(DATA SUPPLIED)

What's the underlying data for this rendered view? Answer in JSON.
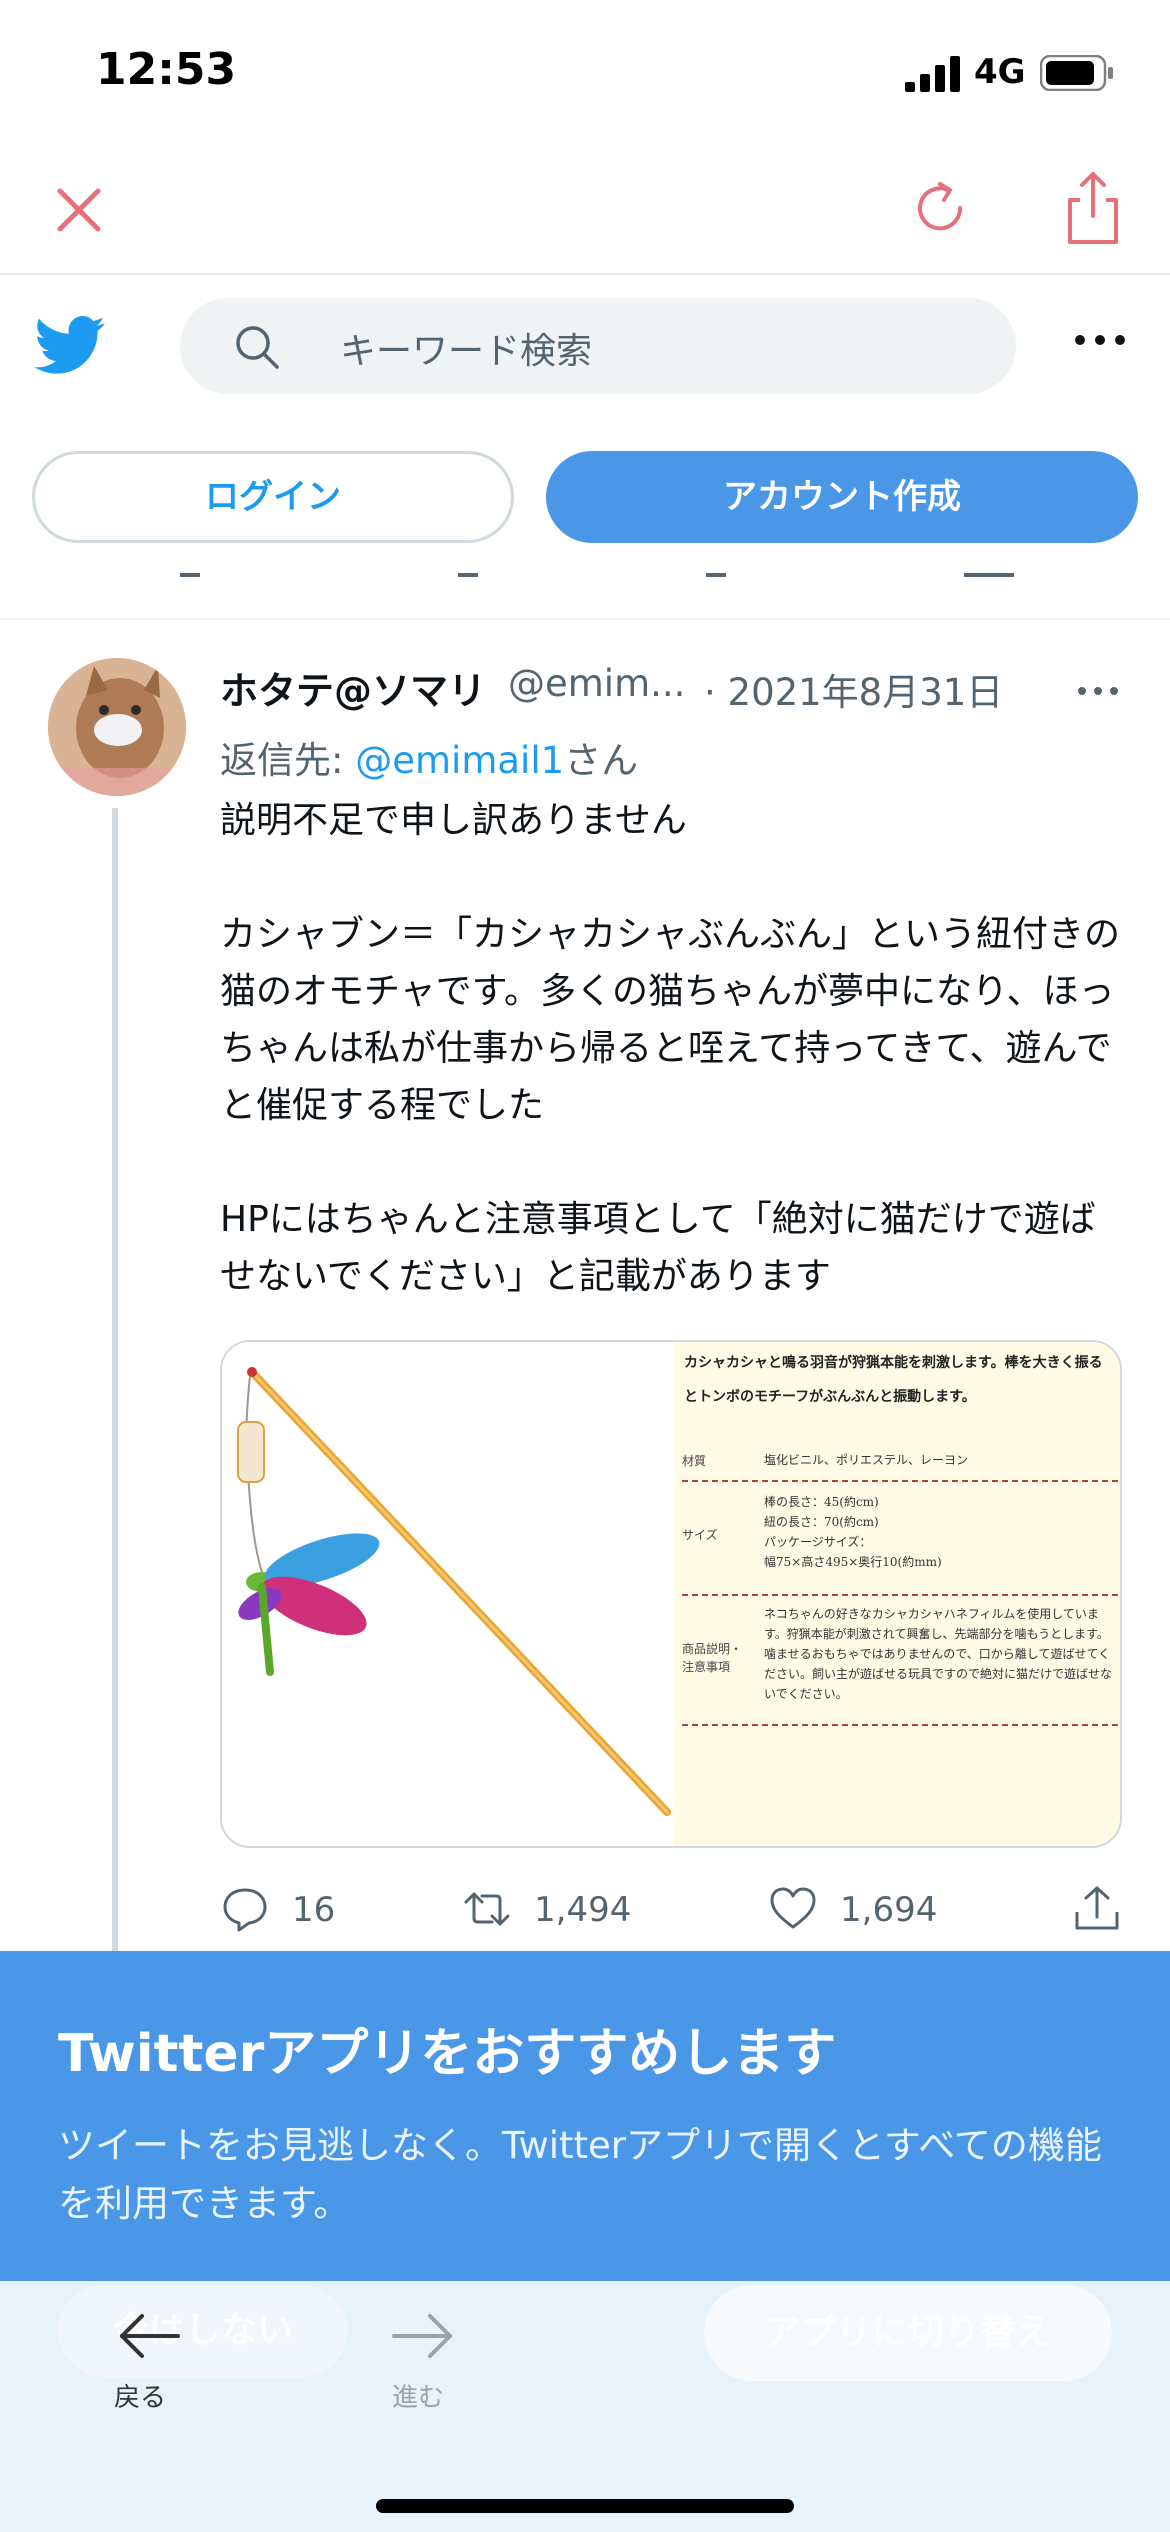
{
  "status_bar": {
    "time": "12:53",
    "network": "4G"
  },
  "browser": {
    "close_icon": "close-icon",
    "reload_icon": "reload-icon",
    "share_icon": "share-icon"
  },
  "header": {
    "search_placeholder": "キーワード検索",
    "login_label": "ログイン",
    "signup_label": "アカウント作成"
  },
  "tweet": {
    "name": "ホタテ@ソマリ",
    "handle": "@emim...",
    "date": "· 2021年8月31日",
    "reply_prefix": "返信先: ",
    "reply_to": "@emimail1",
    "reply_suffix": "さん",
    "body": "説明不足で申し訳ありません\n\nカシャブン＝「カシャカシャぶんぶん」という紐付きの猫のオモチャです。多くの猫ちゃんが夢中になり、ほっちゃんは私が仕事から帰ると咥えて持ってきて、遊んでと催促する程でした\n\nHPにはちゃんと注意事項として「絶対に猫だけで遊ばせないでください」と記載があります",
    "media": {
      "header_text": "カシャカシャと鳴る羽音が狩猟本能を刺激します。棒を大きく振るとトンボのモチーフがぶんぶんと振動します。",
      "rows": [
        {
          "label": "材質",
          "value": "塩化ビニル、ポリエステル、レーヨン"
        },
        {
          "label": "サイズ",
          "value": "棒の長さ：45(約cm)\n紐の長さ：70(約cm)\nパッケージサイズ：\n幅75×高さ495×奥行10(約mm)"
        },
        {
          "label": "商品説明・\n注意事項",
          "value": "ネコちゃんの好きなカシャカシャハネフィルムを使用しています。狩猟本能が刺激されて興奮し、先端部分を噛もうとします。噛ませるおもちゃではありませんので、口から離して遊ばせてください。飼い主が遊ばせる玩具ですので絶対に猫だけで遊ばせないでください。"
        }
      ]
    },
    "stats": {
      "replies": "16",
      "retweets": "1,494",
      "likes": "1,694"
    }
  },
  "promo": {
    "title": "Twitterアプリをおすすめします",
    "text": "ツイートをお見逃しなく。Twitterアプリで開くとすべての機能を利用できます。",
    "dismiss_label": "今はしない",
    "switch_label": "アプリに切り替え"
  },
  "nav": {
    "back_label": "戻る",
    "forward_label": "進む"
  },
  "colors": {
    "accent": "#1d9bf0",
    "promo_bg": "#4a97e8",
    "close_red": "#e8707a"
  }
}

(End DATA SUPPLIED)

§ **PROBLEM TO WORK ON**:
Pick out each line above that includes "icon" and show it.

§ **ANSWER SPACE**:
    "close_icon": "close-icon",
    "reload_icon": "reload-icon",
    "share_icon": "share-icon"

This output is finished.